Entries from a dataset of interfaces
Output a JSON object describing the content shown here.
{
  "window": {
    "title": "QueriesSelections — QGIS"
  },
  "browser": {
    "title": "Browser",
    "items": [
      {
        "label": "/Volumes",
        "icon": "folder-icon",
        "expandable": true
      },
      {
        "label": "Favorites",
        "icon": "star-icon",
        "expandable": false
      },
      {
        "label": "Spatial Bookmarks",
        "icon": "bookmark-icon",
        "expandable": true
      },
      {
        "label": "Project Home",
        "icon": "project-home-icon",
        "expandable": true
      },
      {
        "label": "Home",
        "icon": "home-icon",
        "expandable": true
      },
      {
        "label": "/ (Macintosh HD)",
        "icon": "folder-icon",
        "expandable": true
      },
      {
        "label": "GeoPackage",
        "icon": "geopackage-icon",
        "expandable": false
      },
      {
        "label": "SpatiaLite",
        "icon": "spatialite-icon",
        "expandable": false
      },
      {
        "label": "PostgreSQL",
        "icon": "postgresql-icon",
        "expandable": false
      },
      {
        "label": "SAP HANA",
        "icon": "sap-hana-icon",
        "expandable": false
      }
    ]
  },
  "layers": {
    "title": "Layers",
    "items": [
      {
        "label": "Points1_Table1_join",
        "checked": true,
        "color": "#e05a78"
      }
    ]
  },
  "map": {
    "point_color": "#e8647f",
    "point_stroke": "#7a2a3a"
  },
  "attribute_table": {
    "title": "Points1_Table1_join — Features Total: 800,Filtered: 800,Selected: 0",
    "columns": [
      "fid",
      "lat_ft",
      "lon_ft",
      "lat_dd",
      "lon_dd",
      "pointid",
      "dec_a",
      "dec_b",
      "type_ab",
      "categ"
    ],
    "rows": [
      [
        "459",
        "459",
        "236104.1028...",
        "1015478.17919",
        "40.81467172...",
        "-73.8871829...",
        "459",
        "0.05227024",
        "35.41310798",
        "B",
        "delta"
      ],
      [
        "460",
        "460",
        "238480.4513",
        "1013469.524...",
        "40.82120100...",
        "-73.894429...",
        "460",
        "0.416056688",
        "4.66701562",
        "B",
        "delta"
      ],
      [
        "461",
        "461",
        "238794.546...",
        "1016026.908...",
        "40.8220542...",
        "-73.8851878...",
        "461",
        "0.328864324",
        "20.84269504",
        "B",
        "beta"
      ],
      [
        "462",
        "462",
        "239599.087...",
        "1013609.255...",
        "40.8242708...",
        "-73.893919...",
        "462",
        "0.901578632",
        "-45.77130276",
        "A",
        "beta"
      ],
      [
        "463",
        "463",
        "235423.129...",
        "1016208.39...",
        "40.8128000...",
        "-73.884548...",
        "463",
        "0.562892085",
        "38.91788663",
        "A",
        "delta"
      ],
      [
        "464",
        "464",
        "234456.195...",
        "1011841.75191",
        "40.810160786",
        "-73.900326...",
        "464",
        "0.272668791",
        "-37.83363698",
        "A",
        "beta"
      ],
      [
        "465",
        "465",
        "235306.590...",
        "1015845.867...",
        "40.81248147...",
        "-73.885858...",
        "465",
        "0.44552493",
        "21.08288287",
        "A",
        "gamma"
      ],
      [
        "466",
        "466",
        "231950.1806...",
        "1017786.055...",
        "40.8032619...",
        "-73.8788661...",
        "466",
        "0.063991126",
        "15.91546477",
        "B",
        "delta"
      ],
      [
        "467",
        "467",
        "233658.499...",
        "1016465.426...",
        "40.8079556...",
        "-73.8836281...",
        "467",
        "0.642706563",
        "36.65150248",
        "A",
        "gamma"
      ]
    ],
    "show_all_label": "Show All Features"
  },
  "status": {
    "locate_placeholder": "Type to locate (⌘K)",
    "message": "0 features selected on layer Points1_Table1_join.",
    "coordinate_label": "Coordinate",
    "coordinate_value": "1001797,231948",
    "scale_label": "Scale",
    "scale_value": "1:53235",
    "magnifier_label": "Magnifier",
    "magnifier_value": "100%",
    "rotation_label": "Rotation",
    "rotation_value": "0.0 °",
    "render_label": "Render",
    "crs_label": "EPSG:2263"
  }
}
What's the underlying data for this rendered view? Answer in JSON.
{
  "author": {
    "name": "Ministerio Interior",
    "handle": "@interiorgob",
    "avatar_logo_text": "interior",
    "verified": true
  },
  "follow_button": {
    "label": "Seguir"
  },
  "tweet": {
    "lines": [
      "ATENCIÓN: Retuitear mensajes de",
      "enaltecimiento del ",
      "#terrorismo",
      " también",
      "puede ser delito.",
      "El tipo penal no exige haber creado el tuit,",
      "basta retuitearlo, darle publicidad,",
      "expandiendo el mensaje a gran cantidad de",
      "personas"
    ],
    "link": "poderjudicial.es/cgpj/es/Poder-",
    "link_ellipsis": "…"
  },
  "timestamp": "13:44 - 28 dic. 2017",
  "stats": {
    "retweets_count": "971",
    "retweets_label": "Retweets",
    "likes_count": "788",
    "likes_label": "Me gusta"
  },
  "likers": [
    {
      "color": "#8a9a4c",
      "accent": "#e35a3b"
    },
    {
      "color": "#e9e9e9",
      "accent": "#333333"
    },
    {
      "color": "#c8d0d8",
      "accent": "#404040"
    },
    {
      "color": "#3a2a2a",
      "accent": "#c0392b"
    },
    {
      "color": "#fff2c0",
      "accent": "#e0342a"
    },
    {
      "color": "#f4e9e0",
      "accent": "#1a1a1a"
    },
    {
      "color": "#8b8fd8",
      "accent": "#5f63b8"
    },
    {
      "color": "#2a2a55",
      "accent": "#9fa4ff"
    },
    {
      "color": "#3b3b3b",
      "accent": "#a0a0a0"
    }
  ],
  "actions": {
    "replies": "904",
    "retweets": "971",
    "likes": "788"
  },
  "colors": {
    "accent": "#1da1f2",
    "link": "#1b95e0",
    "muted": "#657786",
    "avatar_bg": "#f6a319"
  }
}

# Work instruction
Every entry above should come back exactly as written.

# Exercise response
Output a JSON object describing the content shown here.
{
  "window": {
    "title": "QueriesSelections — QGIS"
  },
  "browser": {
    "title": "Browser",
    "items": [
      {
        "label": "/Volumes",
        "icon": "folder-icon",
        "expandable": true
      },
      {
        "label": "Favorites",
        "icon": "star-icon",
        "expandable": false
      },
      {
        "label": "Spatial Bookmarks",
        "icon": "bookmark-icon",
        "expandable": true
      },
      {
        "label": "Project Home",
        "icon": "project-home-icon",
        "expandable": true
      },
      {
        "label": "Home",
        "icon": "home-icon",
        "expandable": true
      },
      {
        "label": "/ (Macintosh HD)",
        "icon": "folder-icon",
        "expandable": true
      },
      {
        "label": "GeoPackage",
        "icon": "geopackage-icon",
        "expandable": false
      },
      {
        "label": "SpatiaLite",
        "icon": "spatialite-icon",
        "expandable": false
      },
      {
        "label": "PostgreSQL",
        "icon": "postgresql-icon",
        "expandable": false
      },
      {
        "label": "SAP HANA",
        "icon": "sap-hana-icon",
        "expandable": false
      }
    ]
  },
  "layers": {
    "title": "Layers",
    "items": [
      {
        "label": "Points1_Table1_join",
        "checked": true,
        "color": "#e05a78"
      }
    ]
  },
  "map": {
    "point_color": "#e8647f",
    "point_stroke": "#7a2a3a"
  },
  "attribute_table": {
    "title": "Points1_Table1_join — Features Total: 800,Filtered: 800,Selected: 0",
    "columns": [
      "fid",
      "lat_ft",
      "lon_ft",
      "lat_dd",
      "lon_dd",
      "pointid",
      "dec_a",
      "dec_b",
      "type_ab",
      "categ"
    ],
    "rows": [
      [
        "459",
        "459",
        "236104.1028...",
        "1015478.17919",
        "40.81467172...",
        "-73.8871829...",
        "459",
        "0.05227024",
        "35.41310798",
        "B",
        "delta"
      ],
      [
        "460",
        "460",
        "238480.4513",
        "1013469.524...",
        "40.82120100...",
        "-73.894429...",
        "460",
        "0.416056688",
        "4.66701562",
        "B",
        "delta"
      ],
      [
        "461",
        "461",
        "238794.546...",
        "1016026.908...",
        "40.8220542...",
        "-73.8851878...",
        "461",
        "0.328864324",
        "20.84269504",
        "B",
        "beta"
      ],
      [
        "462",
        "462",
        "239599.087...",
        "1013609.255...",
        "40.8242708...",
        "-73.893919...",
        "462",
        "0.901578632",
        "-45.77130276",
        "A",
        "beta"
      ],
      [
        "463",
        "463",
        "235423.129...",
        "1016208.39...",
        "40.8128000...",
        "-73.884548...",
        "463",
        "0.562892085",
        "38.91788663",
        "A",
        "delta"
      ],
      [
        "464",
        "464",
        "234456.195...",
        "1011841.75191",
        "40.810160786",
        "-73.900326...",
        "464",
        "0.272668791",
        "-37.83363698",
        "A",
        "beta"
      ],
      [
        "465",
        "465",
        "235306.590...",
        "1015845.867...",
        "40.81248147...",
        "-73.885858...",
        "465",
        "0.44552493",
        "21.08288287",
        "A",
        "gamma"
      ],
      [
        "466",
        "466",
        "231950.1806...",
        "1017786.055...",
        "40.8032619...",
        "-73.8788661...",
        "466",
        "0.063991126",
        "15.91546477",
        "B",
        "delta"
      ],
      [
        "467",
        "467",
        "233658.499...",
        "1016465.426...",
        "40.8079556...",
        "-73.8836281...",
        "467",
        "0.642706563",
        "36.65150248",
        "A",
        "gamma"
      ]
    ],
    "show_all_label": "Show All Features"
  },
  "status": {
    "locate_placeholder": "Type to locate (⌘K)",
    "message": "0 features selected on layer Points1_Table1_join.",
    "coordinate_label": "Coordinate",
    "coordinate_value": "1001797,231948",
    "scale_label": "Scale",
    "scale_value": "1:53235",
    "magnifier_label": "Magnifier",
    "magnifier_value": "100%",
    "rotation_label": "Rotation",
    "rotation_value": "0.0 °",
    "render_label": "Render",
    "crs_label": "EPSG:2263"
  }
}
What's the underlying data for this rendered view? Answer in JSON.
{
  "author": {
    "name": "Ministerio Interior",
    "handle": "@interiorgob",
    "avatar_logo_text": "interior",
    "verified": true
  },
  "follow_button": {
    "label": "Seguir"
  },
  "tweet": {
    "lines": [
      "ATENCIÓN: Retuitear mensajes de",
      "enaltecimiento del ",
      "#terrorismo",
      " también",
      "puede ser delito.",
      "El tipo penal no exige haber creado el tuit,",
      "basta retuitearlo, darle publicidad,",
      "expandiendo el mensaje a gran cantidad de",
      "personas"
    ],
    "link": "poderjudicial.es/cgpj/es/Poder-",
    "link_ellipsis": "…"
  },
  "timestamp": "13:44 - 28 dic. 2017",
  "stats": {
    "retweets_count": "971",
    "retweets_label": "Retweets",
    "likes_count": "788",
    "likes_label": "Me gusta"
  },
  "likers": [
    {
      "color": "#8a9a4c",
      "accent": "#e35a3b"
    },
    {
      "color": "#e9e9e9",
      "accent": "#333333"
    },
    {
      "color": "#c8d0d8",
      "accent": "#404040"
    },
    {
      "color": "#3a2a2a",
      "accent": "#c0392b"
    },
    {
      "color": "#fff2c0",
      "accent": "#e0342a"
    },
    {
      "color": "#f4e9e0",
      "accent": "#1a1a1a"
    },
    {
      "color": "#8b8fd8",
      "accent": "#5f63b8"
    },
    {
      "color": "#2a2a55",
      "accent": "#9fa4ff"
    },
    {
      "color": "#3b3b3b",
      "accent": "#a0a0a0"
    }
  ],
  "actions": {
    "replies": "904",
    "retweets": "971",
    "likes": "788"
  },
  "colors": {
    "accent": "#1da1f2",
    "link": "#1b95e0",
    "muted": "#657786",
    "avatar_bg": "#f6a319"
  }
}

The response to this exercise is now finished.